Posts Tagged ‘inner-city poverty’

This Tuesday I wanted to feature a song by a good friend of mine. “Denham Street” was written by Bob Enderle. Bob Enderle died too many years ago. He wrote a number of songs that I really like. I am not a fan of most popular music. I don’t need to hear one more song about boy loves and loses girl, or how the singer wants to party and have sex all night.

Denham Street and many other songs he wrote are about social injustices we so easily overlook and ignore. This song points out how unfair, uncaring and mean our social policies are. He makes the song sound sweet while the dark lyrics dig into our consciousness.

I did a simple recording of this song. I started with some drum tracks and I played my 12 string Ovation guitar for the main instrument track. I added strings to reinforce the guitar. Once I sang the melody I thought it would be a good song for harmony. I added the harmony vocals and listened to the rough mix a few times.

After a few times through the song I turned off the drum track and liked it better without them. I worked on it for days. I wanted to ‘do the song justice’ and make it fit the image I have from Bob’s version. Sweet tragedy.

Here are the lyrics and my version of Denham Street. I hope you enjoy.

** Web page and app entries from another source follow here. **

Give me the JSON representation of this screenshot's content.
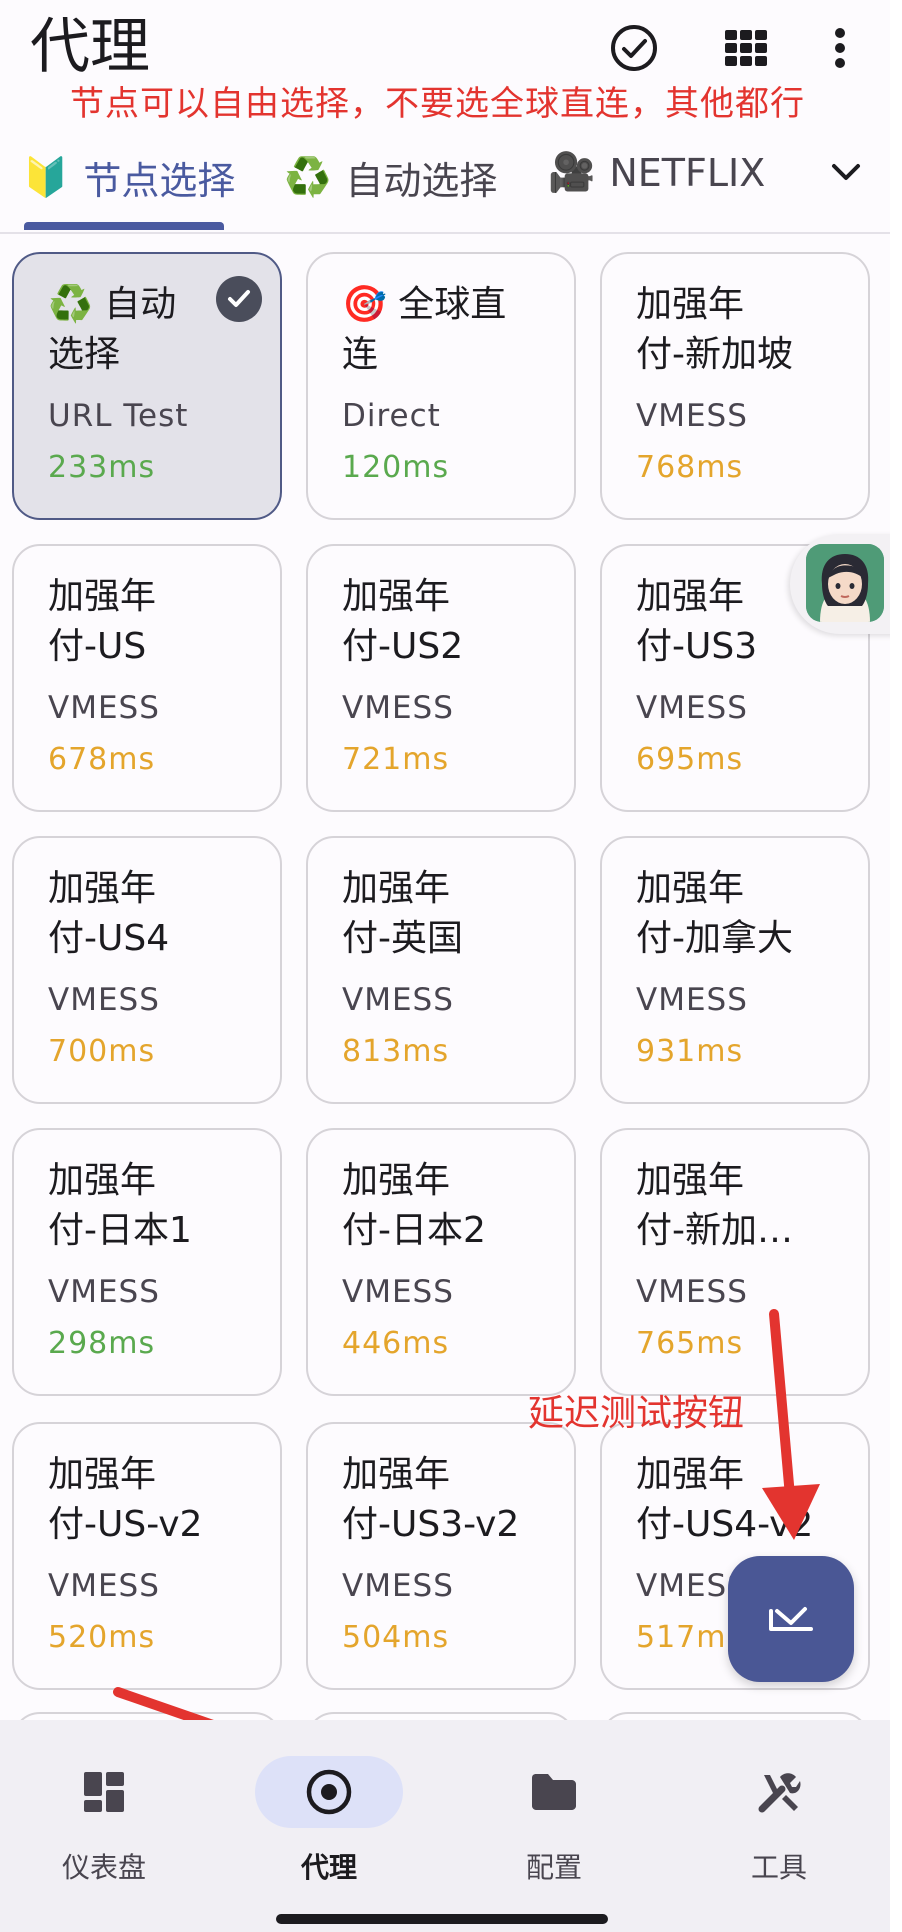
{
  "header": {
    "title": "代理",
    "annotation": "节点可以自由选择，不要选全球直连，其他都行",
    "icons": [
      "check-circle-icon",
      "grid-icon",
      "more-vert-icon"
    ]
  },
  "tabs": [
    {
      "emoji": "🔰",
      "label": "节点选择",
      "active": true
    },
    {
      "emoji": "♻️",
      "label": "自动选择",
      "active": false
    },
    {
      "emoji": "🎥",
      "label": "NETFLIX",
      "active": false
    }
  ],
  "cards": [
    {
      "emoji": "♻️",
      "name": "自动\n选择",
      "type": "URL Test",
      "delay": "233ms",
      "delay_color": "green",
      "selected": true
    },
    {
      "emoji": "🎯",
      "name": "全球直\n连",
      "type": "Direct",
      "delay": "120ms",
      "delay_color": "green",
      "selected": false
    },
    {
      "emoji": "",
      "name": "加强年\n付-新加坡",
      "type": "VMESS",
      "delay": "768ms",
      "delay_color": "orange",
      "selected": false
    },
    {
      "emoji": "",
      "name": "加强年\n付-US",
      "type": "VMESS",
      "delay": "678ms",
      "delay_color": "orange",
      "selected": false
    },
    {
      "emoji": "",
      "name": "加强年\n付-US2",
      "type": "VMESS",
      "delay": "721ms",
      "delay_color": "orange",
      "selected": false
    },
    {
      "emoji": "",
      "name": "加强年\n付-US3",
      "type": "VMESS",
      "delay": "695ms",
      "delay_color": "orange",
      "selected": false
    },
    {
      "emoji": "",
      "name": "加强年\n付-US4",
      "type": "VMESS",
      "delay": "700ms",
      "delay_color": "orange",
      "selected": false
    },
    {
      "emoji": "",
      "name": "加强年\n付-英国",
      "type": "VMESS",
      "delay": "813ms",
      "delay_color": "orange",
      "selected": false
    },
    {
      "emoji": "",
      "name": "加强年\n付-加拿大",
      "type": "VMESS",
      "delay": "931ms",
      "delay_color": "orange",
      "selected": false
    },
    {
      "emoji": "",
      "name": "加强年\n付-日本1",
      "type": "VMESS",
      "delay": "298ms",
      "delay_color": "green",
      "selected": false
    },
    {
      "emoji": "",
      "name": "加强年\n付-日本2",
      "type": "VMESS",
      "delay": "446ms",
      "delay_color": "orange",
      "selected": false
    },
    {
      "emoji": "",
      "name": "加强年\n付-新加…",
      "type": "VMESS",
      "delay": "765ms",
      "delay_color": "orange",
      "selected": false
    },
    {
      "emoji": "",
      "name": "加强年\n付-US-v2",
      "type": "VMESS",
      "delay": "520ms",
      "delay_color": "orange",
      "selected": false
    },
    {
      "emoji": "",
      "name": "加强年\n付-US3-v2",
      "type": "VMESS",
      "delay": "504ms",
      "delay_color": "orange",
      "selected": false
    },
    {
      "emoji": "",
      "name": "加强年\n付-US4-v2",
      "type": "VMESS",
      "delay": "517ms",
      "delay_color": "orange",
      "selected": false
    }
  ],
  "annotation_mid": "延迟测试按钮",
  "fab": {
    "icon": "latency-test-icon"
  },
  "bottom_nav": [
    {
      "label": "仪表盘",
      "icon": "dashboard-icon",
      "active": false
    },
    {
      "label": "代理",
      "icon": "proxy-radio-icon",
      "active": true
    },
    {
      "label": "配置",
      "icon": "folder-icon",
      "active": false
    },
    {
      "label": "工具",
      "icon": "tools-icon",
      "active": false
    }
  ],
  "colors": {
    "accent": "#4a5aa0",
    "fab": "#4a5795",
    "delay_green": "#5aa94e",
    "delay_orange": "#e4a52c",
    "annotation_red": "#e3342f"
  }
}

            “Denham Street”                                                     Bob Enderle
 
Car alarms squeal on Denham Street     
Like coyotes howling at the moon.
Tattered grey men look for some place to eat
Teen age mothers search for her womb.
Street lights shattered near the playground;
Darkness hides an old routine.
Cracks in the family, crack in the hall.
 
There’s an overpass over Dehnam Street
Supporting Highway 95.
There are no exits for Denham Street
But it’s only a twenty minute drive.
To the shops with plywood windows
Through the alleys of despair
Just another wrong turn and you’re almost there.
 
To every city there is a Denham Street
And to everyone who grows up there
There are few exits from Denham Street
Fewer thoughts behind an empty stare.
Social programs lack the funding
Social consciousness has died.    
Solutions on the shelf have never been tried.